This wide sweeping bay with its beautiful sandy beaches backed by a vast tumble of dunes is popular with beach-goers and surfers all year round. But beyond the seaside attractions it is a place that has a fascinating past. Constantine Bay is a mixture of myth and legend alongside a more tangible history.
There are old folktales of walkers being led astray by piskies in those dunes, of fairy markets that disappear with the dawn. And of wreckers at work on the beaches but it is the remains of an ancient chapel and holy well once buried in the silently smothering sands that draws the curious beyond the rolling waves.
Reputedly one of the best surfing beaches in Cornwall Constantine Bay is named after a 6th century Cornish saint. As well as a holy man Constantine is said to have been a cousin of King Arthur and one of the ancient kings that ruled Dumnonia – the historic name for a kingdom that once encompassed Cornwall and parts of Devon. Constantine is thought to have helped to fund the Petroc Monastery at Bodmin before being killed by “Irish pirates” in 576 AD.
Legends of the past
Legend has it that back in the mists of time there was a thriving community on the coast at Constantine Bay but the village was swamped by sand centuries ago and disappeared.
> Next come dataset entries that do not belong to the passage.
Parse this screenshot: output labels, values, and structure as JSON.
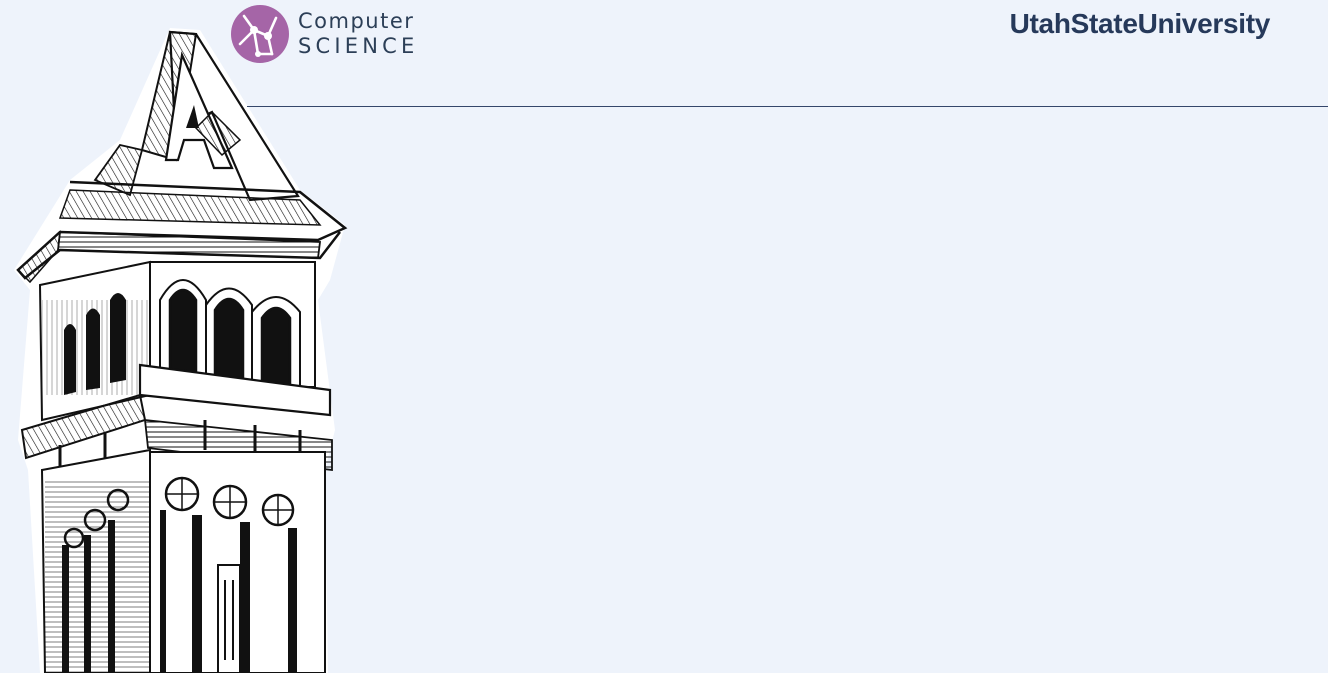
{
  "header": {
    "department_line1": "Computer",
    "department_line2": "SCIENCE",
    "university": "UtahStateUniversity"
  },
  "colors": {
    "background": "#eef3fb",
    "logo_purple": "#a565a7",
    "title_navy": "#26395a",
    "rule": "#34466a"
  },
  "icons": {
    "department_logo": "network-nodes-icon",
    "tower": "clock-tower-illustration"
  }
}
This is not an unusual tale for Cornwall, further west you will find the old church and oratory of St Piran, also once lost in the dunes near Perranporth, and on the coast near Crantock there is the story of Langarrow, a town so immoral that God sent a storm to bury it in sand in just one night!
The Holy Well at Constantine Bay
All that remains of the lost village at Constantine Bay is the ruins of its medieval church and an ancient well house which can be seen in the dunes that are now part of the Trevose Golf Course. First mentioned in 1390 the chapel was rebuilt in the 15th century but it is said that it was desecrated during the Reformation and partly destroyed. The building was then converted into alms-houses for the poor but by 1745 it was a ruin and the sand dunes slowly claimed all that remained.
In 1926 the site was excavated by Penrose Williams who uncovered the remains of a chancel, nave and south aisle as well as “many skeletons in slate cists”. The remains of the Holy Well and its well house were only uncovered in the last century too.
The chapel fell into disrepair
The well house at Constantine Bay, which would once have been a substantial building, survives as low walls surrounding a bubbling basin of crystal clear water filled by a rising spring. Legend has it that a few hundred years ago the people living in the settlement here had become lazy and, like the population of Langarrow, badly behaved, forgetting their faith. They had let their chapel fall into disrepair and the Holy Well had become overgrown with weeds and filth. When there was a drought and their crops began fail the people asked the priest for help and he told them they must cleanse the well to save themselves. At first the people laughed at him but when they began to starve they did as he suggested and at once the skies clouded over and rain fell, saving them from starvation.
Restoration of the Holy Well
In recent years the well house has been covered by a modern roof to protect it from the elements. But both structures are reasonably well preserved given their age and chequered history. The church stands slightly south of the well, the walls of its tower about 6m high and with a decorative arched doorway still visible.
It is possible to visit this fascinating but little known site at Contstantine Bay via a public footpath that crosses the golf course above the beach. You will also find information boards giving more details of the history and ecology of the area.